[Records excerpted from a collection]
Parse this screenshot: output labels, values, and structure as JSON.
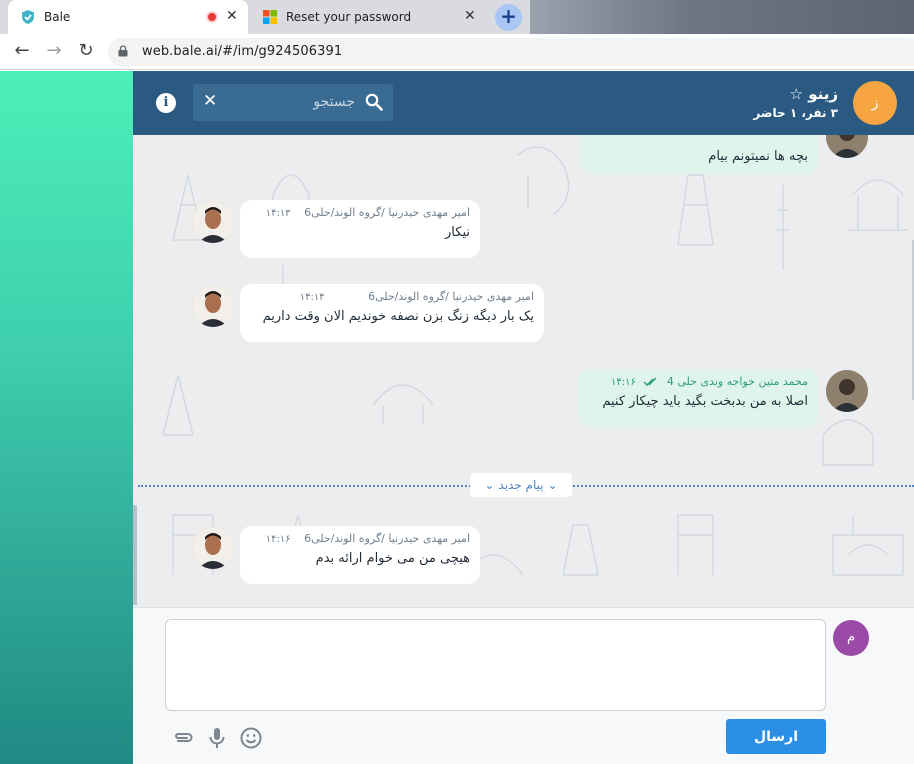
{
  "browser": {
    "tabs": [
      {
        "title": "Bale",
        "active": true
      },
      {
        "title": "Reset your password",
        "active": false
      }
    ],
    "new_tab": "+",
    "url": "web.bale.ai/#/im/g924506391"
  },
  "chat": {
    "group_avatar_letter": "ز",
    "group_name": "زینو ☆",
    "group_status": "۳ نفر، ۱ حاضر",
    "search_placeholder": "جستجو",
    "info": "i"
  },
  "messages": [
    {
      "id": "m0",
      "direction": "out",
      "sender": "",
      "time": "",
      "text": "بچه ها نمیتونم بیام"
    },
    {
      "id": "m1",
      "direction": "in",
      "sender": "امیر مهدی حیدرنیا /گروه الوند/حلی6",
      "time": "۱۴:۱۳",
      "text": "نیکار"
    },
    {
      "id": "m2",
      "direction": "in",
      "sender": "امیر مهدی حیدرنیا /گروه الوند/حلی6",
      "time": "۱۴:۱۴",
      "text": "یک بار دیگه زنگ بزن نصفه خوندیم الان وقت داریم"
    },
    {
      "id": "m3",
      "direction": "out",
      "sender": "محمد متین خواجه وندی حلی 4",
      "time": "۱۴:۱۶",
      "text": "اصلا به من بدبخت بگید باید چیکار کنیم"
    },
    {
      "id": "m4",
      "direction": "in",
      "sender": "امیر مهدی حیدرنیا /گروه الوند/حلی6",
      "time": "۱۴:۱۶",
      "text": "هیچی من می خوام ارائه بدم"
    }
  ],
  "new_messages_label": "پیام جدید",
  "composer": {
    "my_avatar_letter": "م",
    "input_value": "",
    "send_label": "ارسال"
  },
  "colors": {
    "header": "#2a5a81",
    "send_button": "#2b8fe6",
    "outgoing_bubble": "#dff5ec",
    "group_avatar": "#f6a541",
    "my_avatar": "#9b4aa8"
  }
}
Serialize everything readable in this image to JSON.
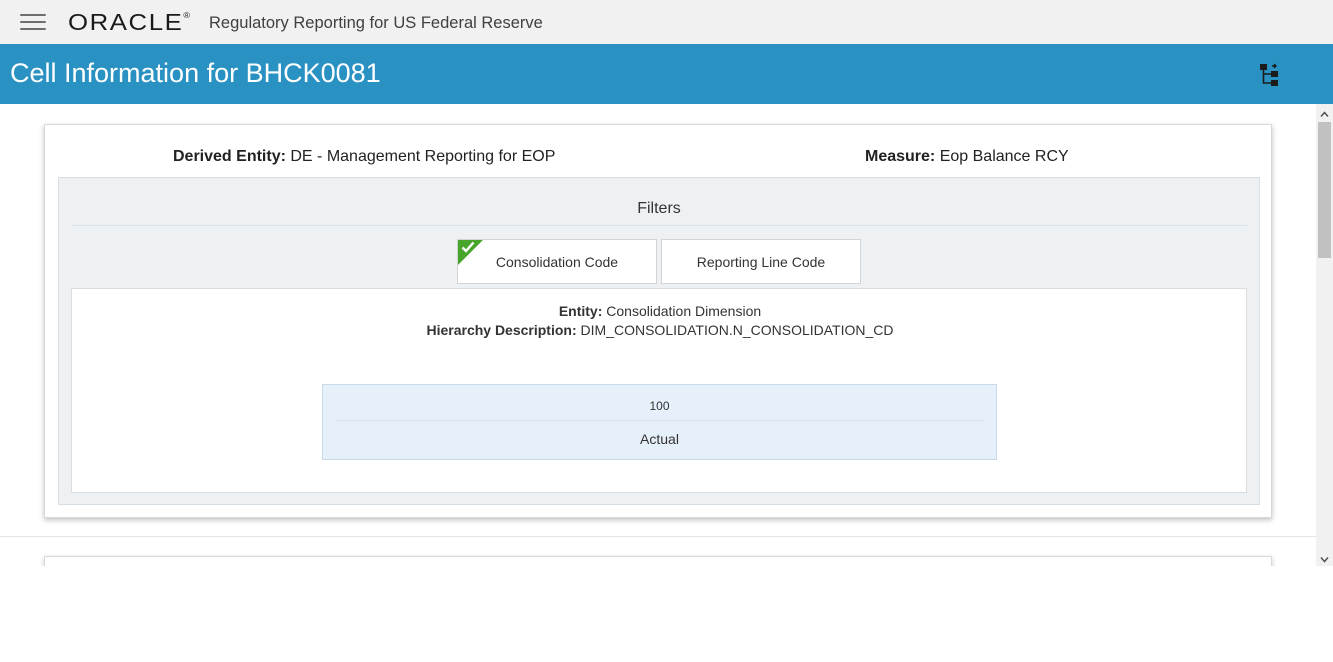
{
  "header": {
    "logo_text": "ORACLE",
    "logo_mark": "®",
    "app_name": "Regulatory Reporting for US Federal Reserve",
    "menu_icon": "hamburger-menu-icon"
  },
  "title_bar": {
    "title": "Cell Information for BHCK0081",
    "action_icon": "data-flow-icon"
  },
  "cell_info": {
    "derived_entity_label": "Derived Entity:",
    "derived_entity_value": "DE - Management Reporting for EOP",
    "measure_label": "Measure:",
    "measure_value": "Eop Balance RCY"
  },
  "filters": {
    "title": "Filters",
    "tabs": [
      {
        "label": "Consolidation Code",
        "selected": true
      },
      {
        "label": "Reporting Line Code",
        "selected": false
      }
    ],
    "selected_tab_indicator_color": "#47a52c"
  },
  "filter_detail": {
    "entity_label": "Entity:",
    "entity_value": "Consolidation Dimension",
    "hierarchy_label": "Hierarchy Description:",
    "hierarchy_value": "DIM_CONSOLIDATION.N_CONSOLIDATION_CD",
    "values": [
      {
        "code": "100",
        "label": "Actual"
      }
    ]
  },
  "colors": {
    "title_bar": "#2a92c3",
    "top_bar": "#f1f1f1",
    "value_box": "#e6f0fa"
  }
}
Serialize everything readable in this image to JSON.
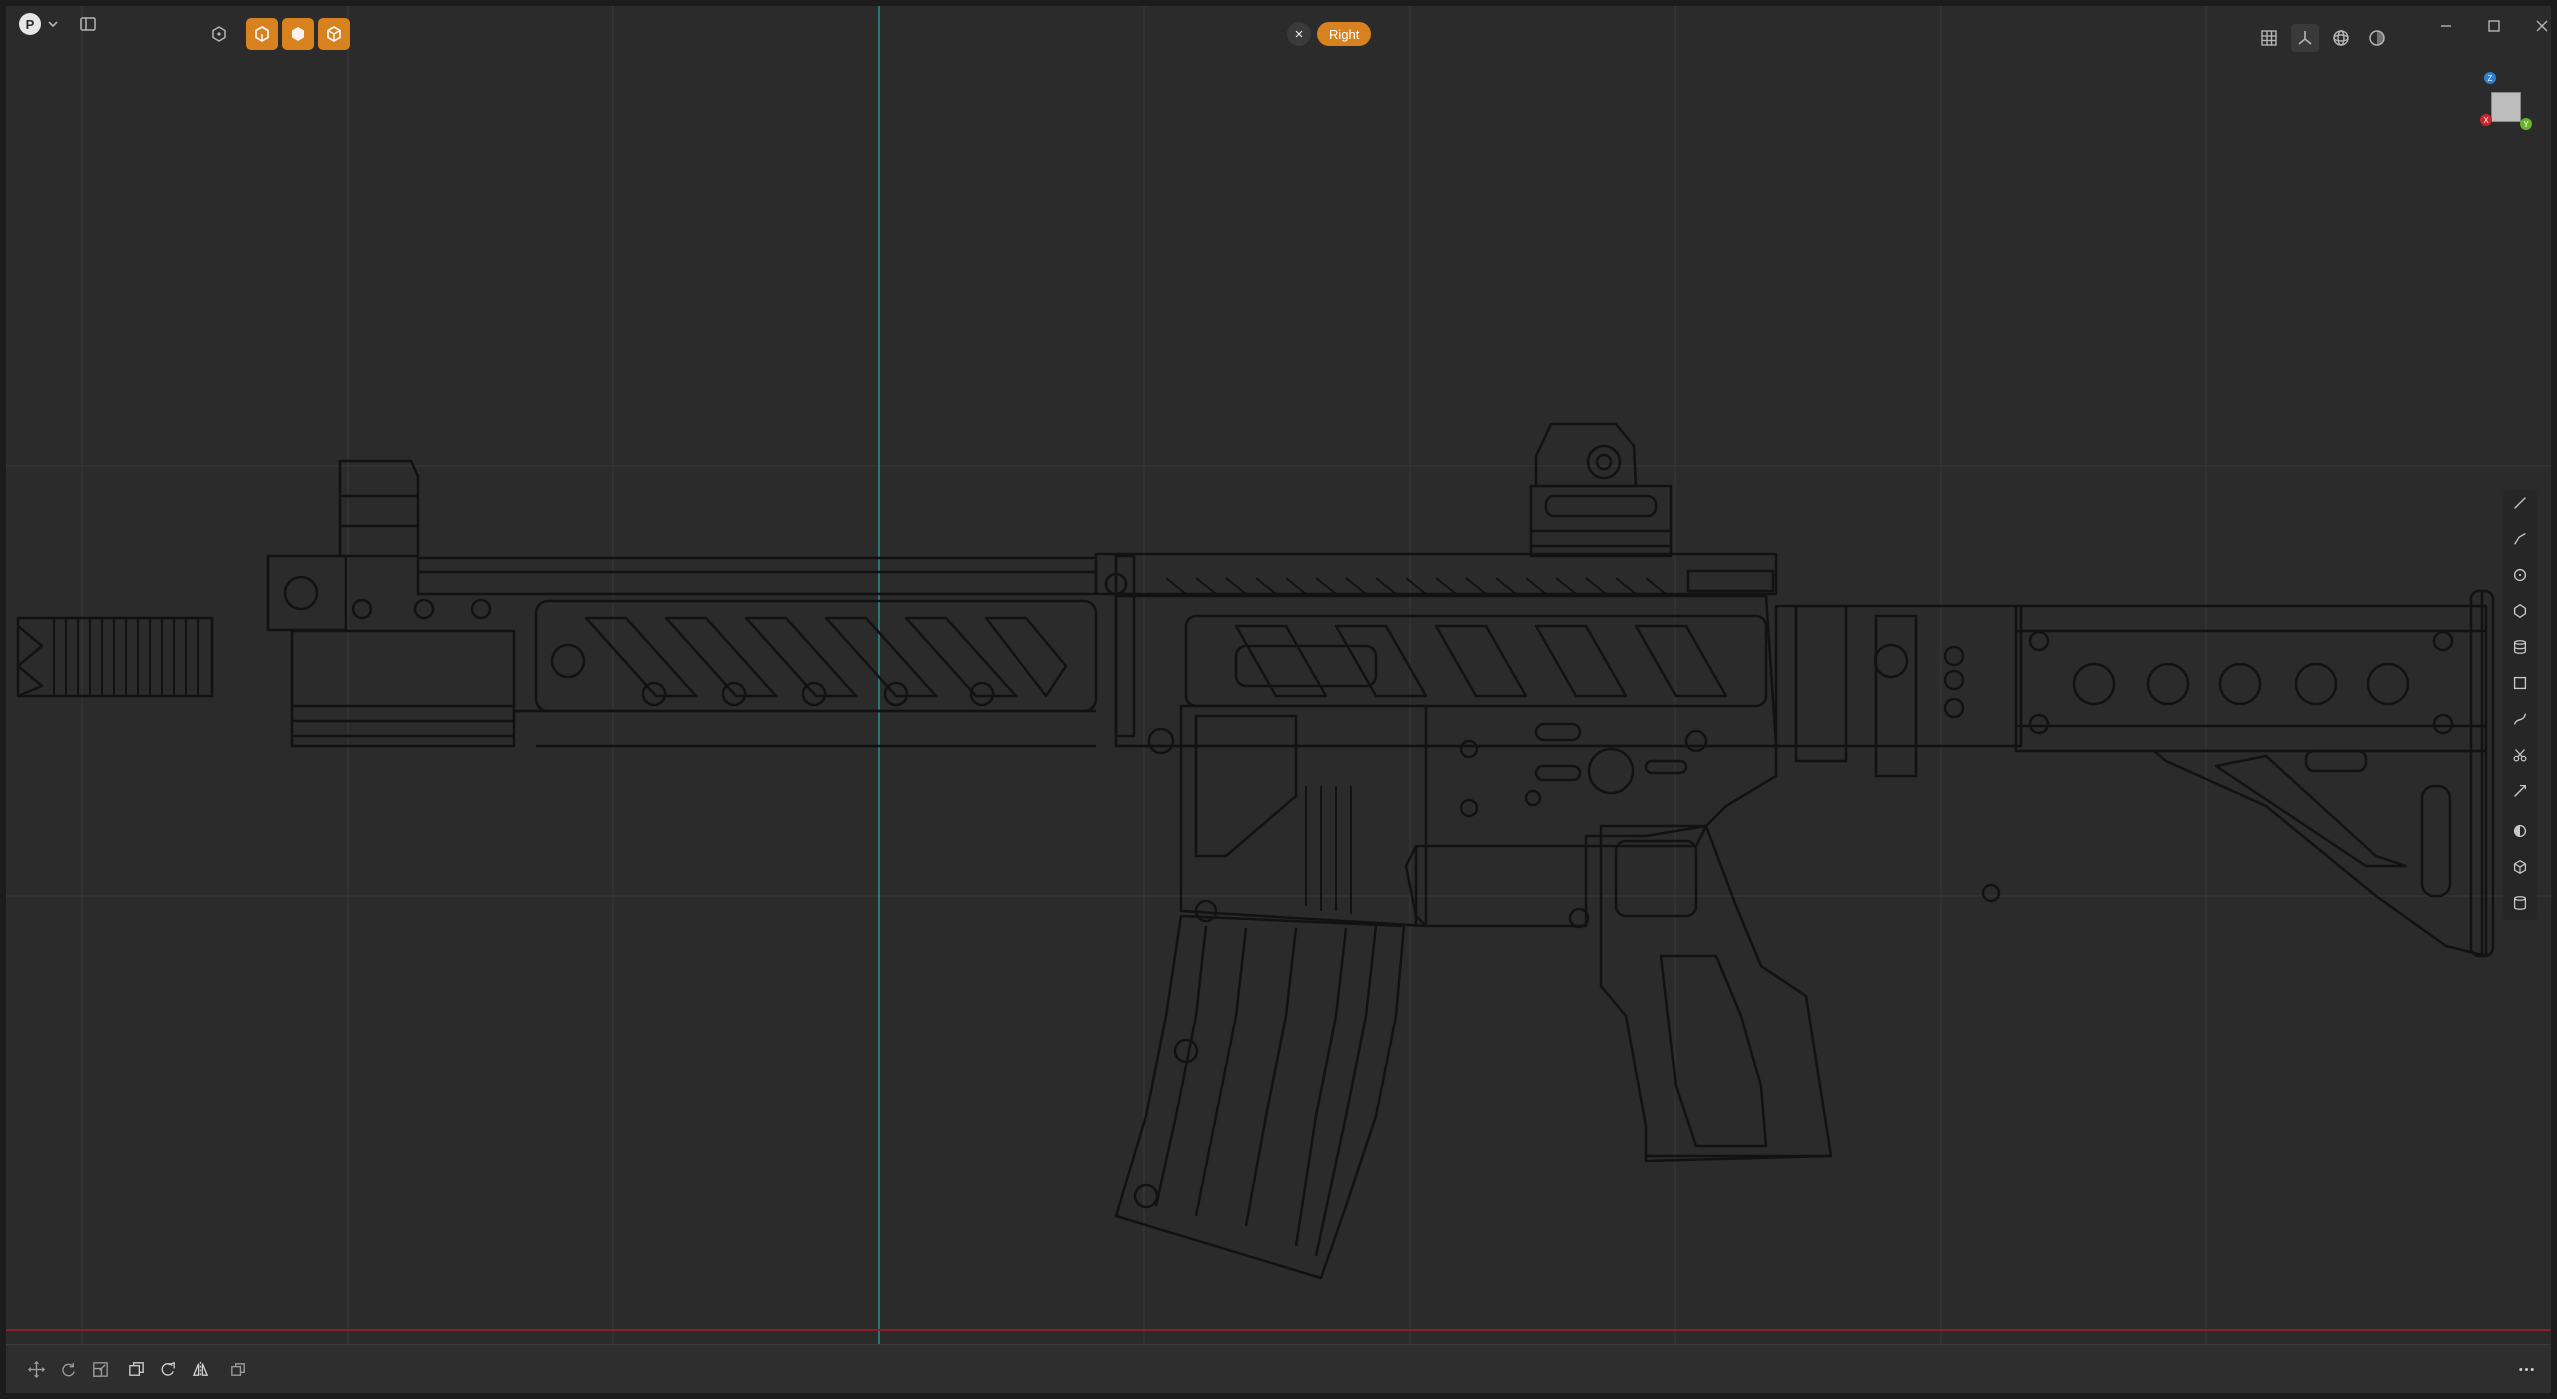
{
  "app": {
    "logo_letter": "P",
    "view_label": "Right"
  },
  "toolbar_left": [
    {
      "name": "object-mode-icon",
      "active": false
    },
    {
      "name": "solid-shading-icon",
      "active": true
    },
    {
      "name": "material-shading-icon",
      "active": true
    },
    {
      "name": "render-shading-icon",
      "active": true
    }
  ],
  "toolbar_right": [
    "grid-icon",
    "axes-icon",
    "wireframe-icon",
    "xray-icon"
  ],
  "right_tools": [
    "line-icon",
    "polyline-icon",
    "circle-icon",
    "polygon-icon",
    "cylinder-stack-icon",
    "rectangle-icon",
    "curve-icon",
    "cut-icon",
    "knife-icon",
    "half-sphere-icon",
    "cube-icon",
    "cylinder-icon"
  ],
  "bottom_tools": [
    "move-icon",
    "rotate-icon",
    "scale-icon",
    "duplicate-icon",
    "rotate-copy-icon",
    "mirror-icon",
    "array-icon"
  ],
  "gizmo": {
    "z_label": "Z",
    "x_label": "X",
    "y_label": "Y"
  },
  "colors": {
    "accent": "#d8811f",
    "red_axis": "#c8242b",
    "teal_axis": "#2c8f8c",
    "wire": "#121212"
  }
}
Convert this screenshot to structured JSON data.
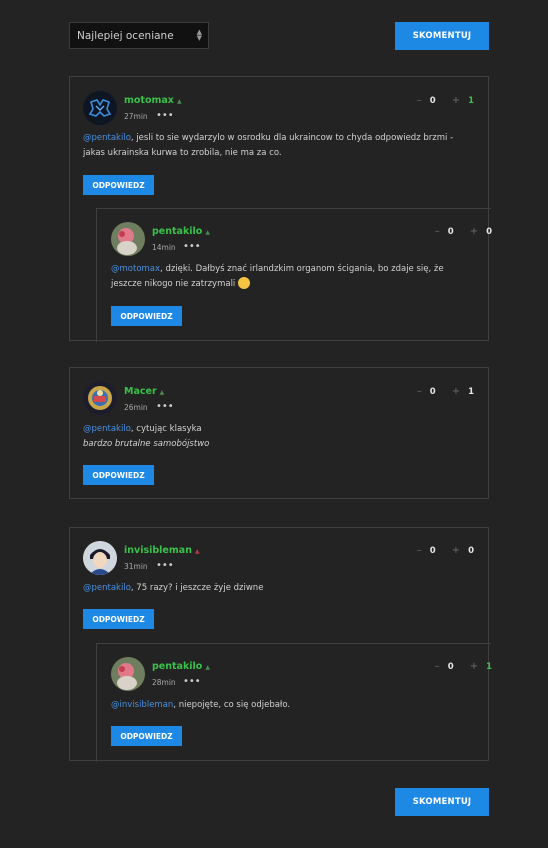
{
  "sort": {
    "selected": "Najlepiej oceniane"
  },
  "comment_button_label": "SKOMENTUJ",
  "reply_label": "ODPOWIEDZ",
  "vote_minus": "–",
  "vote_plus": "+",
  "more": "•••",
  "threads": [
    {
      "comment": {
        "author": "motomax",
        "time": "27min",
        "down": "0",
        "up": "1",
        "mention": "@pentakilo",
        "text": ", jesli to sie wydarzylo w osrodku dla ukraincow to chyda odpowiedz brzmi -",
        "text2": "jakas ukrainska kurwa to zrobila, nie ma za co."
      },
      "reply": {
        "author": "pentakilo",
        "time": "14min",
        "down": "0",
        "up": "0",
        "mention": "@motomax",
        "text": ", dzięki. Dałbyś znać irlandzkim organom ścigania, bo zdaje się, że",
        "text2": "jeszcze nikogo nie zatrzymali"
      }
    },
    {
      "comment": {
        "author": "Macer",
        "time": "26min",
        "down": "0",
        "up": "1",
        "mention": "@pentakilo",
        "text": ", cytując klasyka",
        "text2": "bardzo brutalne samobójstwo"
      }
    },
    {
      "comment": {
        "author": "invisibleman",
        "time": "31min",
        "down": "0",
        "up": "0",
        "mention": "@pentakilo",
        "text": ", 75 razy? i jeszcze żyje dziwne"
      },
      "reply": {
        "author": "pentakilo",
        "time": "28min",
        "down": "0",
        "up": "1",
        "mention": "@invisibleman",
        "text": ", niepojęte, co się odjebało."
      }
    }
  ],
  "colors": {
    "accent": "#1e88e5",
    "author": "#39c24a",
    "mention": "#4a90e2",
    "background": "#232323"
  }
}
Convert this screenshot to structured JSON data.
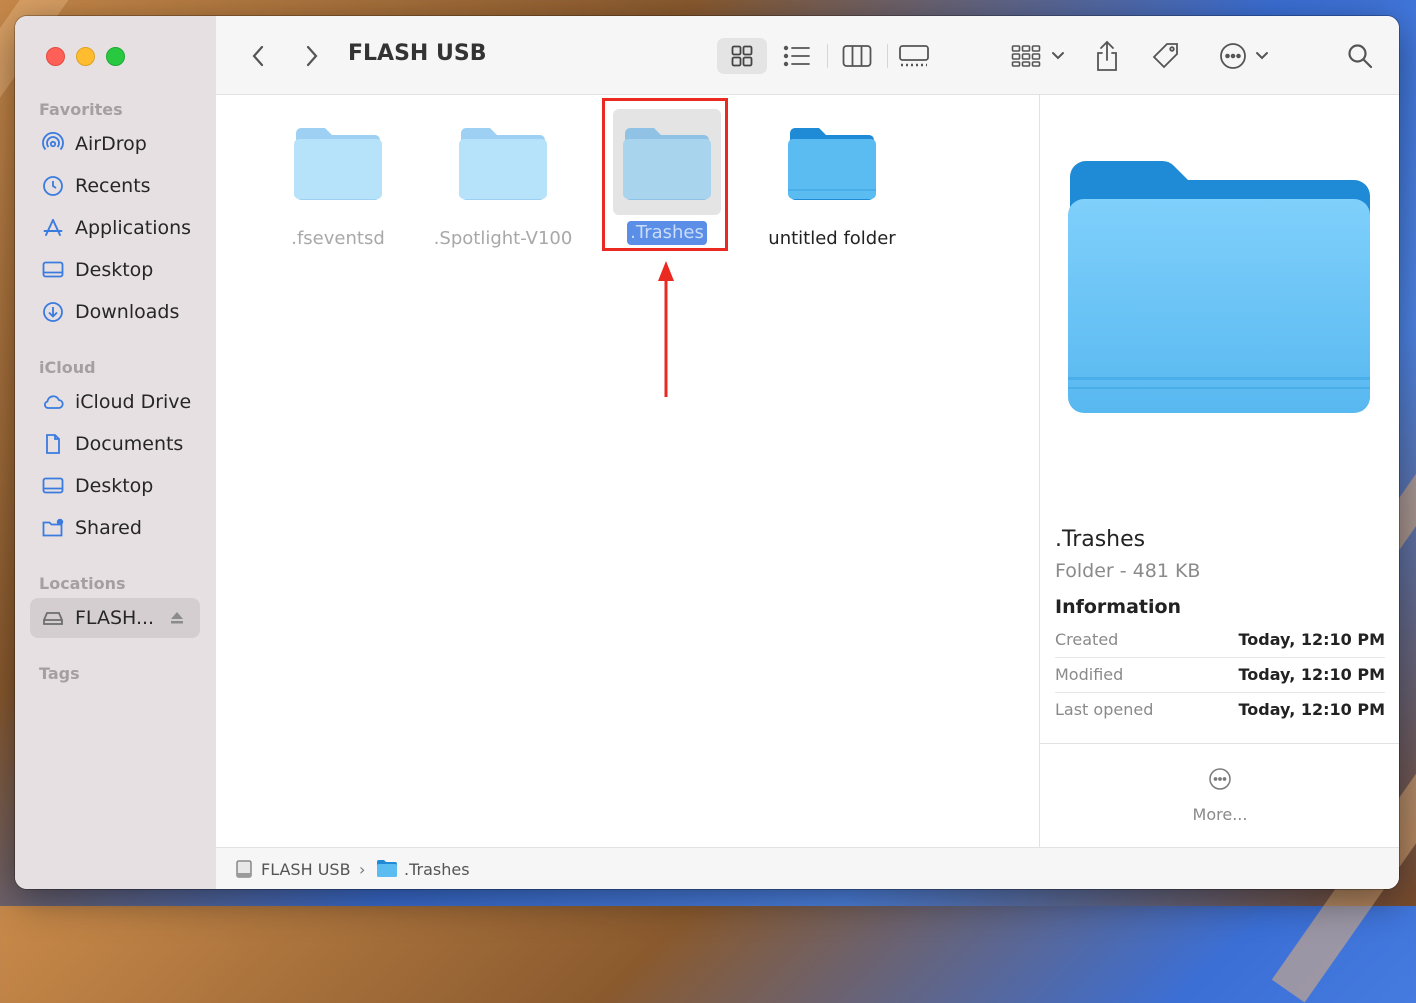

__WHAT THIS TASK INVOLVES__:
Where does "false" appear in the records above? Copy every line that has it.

__THE ANSWER__:
        "active": false
        "selected": false
      "active": false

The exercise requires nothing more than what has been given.